Please copy out each line of the entries in which "icon" appears.

**MATERIAL SHOWN**
----------------------------------------

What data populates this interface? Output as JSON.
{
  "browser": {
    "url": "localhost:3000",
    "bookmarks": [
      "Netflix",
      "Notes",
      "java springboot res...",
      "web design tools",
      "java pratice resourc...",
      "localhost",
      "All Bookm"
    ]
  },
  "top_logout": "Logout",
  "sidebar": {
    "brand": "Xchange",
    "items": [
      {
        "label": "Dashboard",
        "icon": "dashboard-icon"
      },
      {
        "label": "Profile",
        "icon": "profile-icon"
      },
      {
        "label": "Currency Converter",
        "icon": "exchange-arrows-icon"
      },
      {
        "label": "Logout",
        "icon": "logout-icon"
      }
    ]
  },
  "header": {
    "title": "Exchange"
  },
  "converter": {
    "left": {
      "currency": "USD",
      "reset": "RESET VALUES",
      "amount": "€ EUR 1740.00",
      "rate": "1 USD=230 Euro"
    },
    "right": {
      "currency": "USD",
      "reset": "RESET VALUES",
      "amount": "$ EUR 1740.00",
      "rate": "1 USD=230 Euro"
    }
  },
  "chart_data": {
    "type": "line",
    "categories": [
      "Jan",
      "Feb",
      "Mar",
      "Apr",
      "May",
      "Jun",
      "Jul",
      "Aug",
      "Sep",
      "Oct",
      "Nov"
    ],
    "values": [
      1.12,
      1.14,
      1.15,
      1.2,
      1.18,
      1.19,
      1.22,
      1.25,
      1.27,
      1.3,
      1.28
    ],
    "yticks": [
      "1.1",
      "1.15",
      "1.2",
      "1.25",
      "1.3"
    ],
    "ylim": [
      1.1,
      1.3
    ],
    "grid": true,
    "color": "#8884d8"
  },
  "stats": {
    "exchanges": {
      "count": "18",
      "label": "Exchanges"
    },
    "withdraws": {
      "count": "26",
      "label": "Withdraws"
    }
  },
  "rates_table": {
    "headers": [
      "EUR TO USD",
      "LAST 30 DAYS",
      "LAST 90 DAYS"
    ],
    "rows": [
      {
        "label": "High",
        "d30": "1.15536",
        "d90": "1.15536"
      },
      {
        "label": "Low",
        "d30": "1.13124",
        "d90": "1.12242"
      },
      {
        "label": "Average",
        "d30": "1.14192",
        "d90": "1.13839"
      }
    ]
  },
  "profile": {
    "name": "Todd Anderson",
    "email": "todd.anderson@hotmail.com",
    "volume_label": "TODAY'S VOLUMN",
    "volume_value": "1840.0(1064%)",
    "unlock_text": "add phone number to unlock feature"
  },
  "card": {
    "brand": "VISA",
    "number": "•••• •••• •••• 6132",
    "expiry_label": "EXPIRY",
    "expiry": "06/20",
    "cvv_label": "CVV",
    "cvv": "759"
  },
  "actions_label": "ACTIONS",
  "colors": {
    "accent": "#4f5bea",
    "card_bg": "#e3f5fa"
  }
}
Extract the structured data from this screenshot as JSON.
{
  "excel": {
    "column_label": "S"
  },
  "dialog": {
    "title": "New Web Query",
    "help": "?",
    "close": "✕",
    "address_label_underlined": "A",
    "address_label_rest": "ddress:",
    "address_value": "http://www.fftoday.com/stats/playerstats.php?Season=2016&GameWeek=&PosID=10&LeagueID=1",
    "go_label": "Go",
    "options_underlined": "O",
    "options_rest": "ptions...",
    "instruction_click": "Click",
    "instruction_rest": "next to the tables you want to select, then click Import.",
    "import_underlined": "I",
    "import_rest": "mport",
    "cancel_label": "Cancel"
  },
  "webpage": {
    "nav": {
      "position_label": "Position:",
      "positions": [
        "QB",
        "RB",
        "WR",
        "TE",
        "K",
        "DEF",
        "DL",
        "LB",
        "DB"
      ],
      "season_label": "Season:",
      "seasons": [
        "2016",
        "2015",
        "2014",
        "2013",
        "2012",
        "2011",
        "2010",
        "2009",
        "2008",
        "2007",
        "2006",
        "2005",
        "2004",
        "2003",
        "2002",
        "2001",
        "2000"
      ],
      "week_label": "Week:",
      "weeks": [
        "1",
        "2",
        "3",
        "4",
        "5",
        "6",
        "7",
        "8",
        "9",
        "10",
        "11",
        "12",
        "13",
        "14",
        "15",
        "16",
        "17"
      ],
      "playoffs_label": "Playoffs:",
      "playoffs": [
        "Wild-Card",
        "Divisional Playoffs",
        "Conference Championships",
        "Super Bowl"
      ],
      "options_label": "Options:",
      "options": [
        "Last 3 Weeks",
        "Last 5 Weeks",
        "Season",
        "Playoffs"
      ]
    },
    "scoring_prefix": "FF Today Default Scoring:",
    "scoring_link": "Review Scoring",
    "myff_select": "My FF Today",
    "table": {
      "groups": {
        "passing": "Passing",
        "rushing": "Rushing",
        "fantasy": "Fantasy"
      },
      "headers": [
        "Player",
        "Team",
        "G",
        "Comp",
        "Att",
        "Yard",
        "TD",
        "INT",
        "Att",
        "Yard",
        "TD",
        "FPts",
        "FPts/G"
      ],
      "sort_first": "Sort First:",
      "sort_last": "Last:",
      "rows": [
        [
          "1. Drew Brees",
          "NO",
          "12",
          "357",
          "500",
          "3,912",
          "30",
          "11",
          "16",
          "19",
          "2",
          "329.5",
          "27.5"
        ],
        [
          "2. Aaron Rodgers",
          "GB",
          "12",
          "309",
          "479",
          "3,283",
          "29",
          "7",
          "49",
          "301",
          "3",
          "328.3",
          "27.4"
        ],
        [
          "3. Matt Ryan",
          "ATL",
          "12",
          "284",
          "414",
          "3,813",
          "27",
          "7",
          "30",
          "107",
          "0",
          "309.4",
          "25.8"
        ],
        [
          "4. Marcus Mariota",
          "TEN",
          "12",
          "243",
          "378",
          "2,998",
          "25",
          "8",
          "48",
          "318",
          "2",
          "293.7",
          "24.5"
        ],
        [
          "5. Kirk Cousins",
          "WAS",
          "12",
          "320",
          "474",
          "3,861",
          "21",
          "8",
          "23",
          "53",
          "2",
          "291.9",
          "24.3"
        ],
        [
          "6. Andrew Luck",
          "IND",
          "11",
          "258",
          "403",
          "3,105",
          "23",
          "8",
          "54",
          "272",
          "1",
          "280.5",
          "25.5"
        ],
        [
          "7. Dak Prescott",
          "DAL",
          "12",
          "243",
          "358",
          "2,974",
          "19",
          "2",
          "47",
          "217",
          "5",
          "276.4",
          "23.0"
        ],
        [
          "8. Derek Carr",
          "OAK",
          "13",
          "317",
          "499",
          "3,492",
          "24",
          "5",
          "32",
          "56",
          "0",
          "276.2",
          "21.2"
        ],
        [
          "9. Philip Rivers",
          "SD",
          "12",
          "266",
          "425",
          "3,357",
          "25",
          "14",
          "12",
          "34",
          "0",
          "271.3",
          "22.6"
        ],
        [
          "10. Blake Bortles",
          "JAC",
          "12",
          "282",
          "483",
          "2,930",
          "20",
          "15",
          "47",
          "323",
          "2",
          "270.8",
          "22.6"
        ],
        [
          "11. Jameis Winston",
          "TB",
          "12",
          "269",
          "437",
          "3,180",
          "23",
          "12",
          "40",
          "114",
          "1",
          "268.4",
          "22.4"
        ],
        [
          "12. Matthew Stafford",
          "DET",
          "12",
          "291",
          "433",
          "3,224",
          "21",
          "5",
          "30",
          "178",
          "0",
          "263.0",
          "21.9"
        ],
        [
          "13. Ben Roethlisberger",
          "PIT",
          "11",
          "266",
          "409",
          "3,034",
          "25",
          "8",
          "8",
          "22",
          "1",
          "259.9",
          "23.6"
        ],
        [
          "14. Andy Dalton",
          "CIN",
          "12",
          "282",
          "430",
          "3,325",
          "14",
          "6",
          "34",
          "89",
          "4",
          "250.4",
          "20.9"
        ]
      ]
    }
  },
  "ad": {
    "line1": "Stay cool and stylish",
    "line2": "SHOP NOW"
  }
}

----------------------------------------

**EXPECTED OUTPUT**
        "icon": "dashboard-icon"
        "icon": "profile-icon"
        "icon": "exchange-arrows-icon"
        "icon": "logout-icon"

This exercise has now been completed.